Interview with Kid Jensen, 30 May 1984

BEN E KING AND THE DRIFTERS – ‘I Count The Tears’ 1960

HOWLING WOLF -‘Spoonful’ 1960

Quite a gritty vocal…

Interview with Kid Jensen, 30 May 1984

JIMMY JONES – Handy Man 1960

‘Reel Around The Fountain’ was my interpretation of James Taylor’s version of ‘Handy Man’. I was trying to do a classic melodic pop tune, and it had the worst kind of surface prettiness to it. But at the same time, Joy Division was influencing everybody in England. That dark element — it wasn’t that I wanted to be like them, but they brought out something in the darkness of the overall track.
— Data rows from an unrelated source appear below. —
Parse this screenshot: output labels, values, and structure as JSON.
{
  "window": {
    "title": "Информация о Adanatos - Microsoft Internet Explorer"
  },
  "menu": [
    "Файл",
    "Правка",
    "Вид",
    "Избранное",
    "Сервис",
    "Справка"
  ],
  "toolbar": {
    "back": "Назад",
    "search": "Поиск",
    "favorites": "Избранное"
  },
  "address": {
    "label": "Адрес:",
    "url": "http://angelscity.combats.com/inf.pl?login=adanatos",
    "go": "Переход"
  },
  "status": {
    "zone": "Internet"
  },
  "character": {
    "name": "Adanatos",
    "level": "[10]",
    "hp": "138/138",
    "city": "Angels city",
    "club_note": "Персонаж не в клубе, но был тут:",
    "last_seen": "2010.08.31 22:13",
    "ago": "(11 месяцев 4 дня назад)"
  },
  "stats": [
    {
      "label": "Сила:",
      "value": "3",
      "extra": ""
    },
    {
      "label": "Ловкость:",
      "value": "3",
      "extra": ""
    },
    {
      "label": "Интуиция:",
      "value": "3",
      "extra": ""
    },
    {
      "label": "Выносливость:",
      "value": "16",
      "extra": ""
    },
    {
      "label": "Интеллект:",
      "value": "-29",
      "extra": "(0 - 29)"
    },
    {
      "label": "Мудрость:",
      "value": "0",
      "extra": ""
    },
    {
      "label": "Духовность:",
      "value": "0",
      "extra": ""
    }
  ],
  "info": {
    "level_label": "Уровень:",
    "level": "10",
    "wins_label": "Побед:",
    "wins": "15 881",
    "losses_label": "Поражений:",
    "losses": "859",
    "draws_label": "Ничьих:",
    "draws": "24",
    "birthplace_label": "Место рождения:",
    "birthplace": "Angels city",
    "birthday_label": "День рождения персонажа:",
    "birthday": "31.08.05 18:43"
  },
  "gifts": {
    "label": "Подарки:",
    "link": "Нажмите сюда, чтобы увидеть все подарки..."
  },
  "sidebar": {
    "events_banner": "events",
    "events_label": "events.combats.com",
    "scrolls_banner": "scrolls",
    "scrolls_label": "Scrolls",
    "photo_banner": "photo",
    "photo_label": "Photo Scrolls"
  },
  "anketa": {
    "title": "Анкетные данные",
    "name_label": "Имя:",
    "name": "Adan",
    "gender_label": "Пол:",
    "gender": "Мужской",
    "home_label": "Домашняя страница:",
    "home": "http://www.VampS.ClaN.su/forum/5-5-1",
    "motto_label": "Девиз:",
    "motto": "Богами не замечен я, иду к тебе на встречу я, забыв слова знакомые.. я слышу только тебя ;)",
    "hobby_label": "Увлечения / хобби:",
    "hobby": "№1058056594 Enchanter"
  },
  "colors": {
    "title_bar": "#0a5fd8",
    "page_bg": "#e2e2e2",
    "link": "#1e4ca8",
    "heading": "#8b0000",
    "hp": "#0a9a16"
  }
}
RAY CHARLES – ‘What’d I Say’ 1959


BO DIDDLEY – ‘Hey Mona’ 1957

All that is born out of an early love for Bo Diddley. That beat is the root of all dance music. When I do sessions and I can’t find a way into the track, I look for the Bo Diddley, whether it’s half-time or double-time. That’s right, and if it doesn’t run through it specifically, it does subliminally. Bo Diddley took the bits that you wanted, and hooked them all together in an overstated way. One of the things that attracted me to Bo Diddley early on was my parents’ copy of Elvis Presley’s ‘Marie’s The Name’, which has that beat. The Talking Heads called me in specifically because the song ‘Ruby Dear’ [Naked] had a Bo Diddley groove — that’s incredibly flattering.”



CHUCK BERRY – ‘You Can’t Catch Me’ 1956

That comes from a love of Chuck Berry’s ‘You Can’t Catch Me’. I’ve been trying to capture that same swing — I’d better be careful, because he’ll probably sue me if he reads this. The way he sang against the bass and drums sounded so great to me as a kid.


Who were your early musical influences?
Bolan in 73, 74. Then I got turned onto loads of rock stuff like Led Zeppelin, The Who – bands like that. When punk started I got to know about all that through Billy Duffy. That was when I first heard about Morrissey. About 1977. Then I got into Patti Smith – all the sort of trendy American new wave. I fell in with that scene, really. There was Billy and a couple of the guys from Slaughter And The Dogs, Morrissey and a couple of others. It was Patti Smith that got me into Phil Spector – when I got into him it was just the end for me. Fantastic. He produced the Ronettes, so I got into them. I always said that I could relate to Phil Spector more directly than guitar players – like your Jeff Becks or your Eric Claptons. I never wanted to be a solo guitar soloist.
Did you lean on your influences at first?
Yeah. Raw Power (The Stooges) was another really important record for me. James Williamson (from The Stooges) is still one of my favourite guitar players – he’s top five, really. That stuff influenced my songwriting but I’d also been introduced to Bert Jansch, the folk guitar player. I got influenced by a couple of acoustic guitar players – Neil Young in a big way. My mentality was geared towards a direct, impassioned 3 1/2 minute single. But the actual guitar style was more melodic – not barre chords – it didn’t sound melodic enough just jazzing up and down the neck.
Which guitarists were an influence on you?
Since I was 15 or 16, there’s always been a core of four or five guitar players that I’m influenced by. Hubert Sumlin (Howling Wolf’s guitarist), Nile Rodgers, Georg Harrison, Bert Jansch and (pause) me! I like the guy that used to play on all the Ennio Morricone stuff, all the spaghetti western (whistles ‘Few More Dollars More’ line). He’s so definitive and so identifiable. Oh yeah, and the guy who played int he Jackson Five, amazing.

Total Guitar, May 1995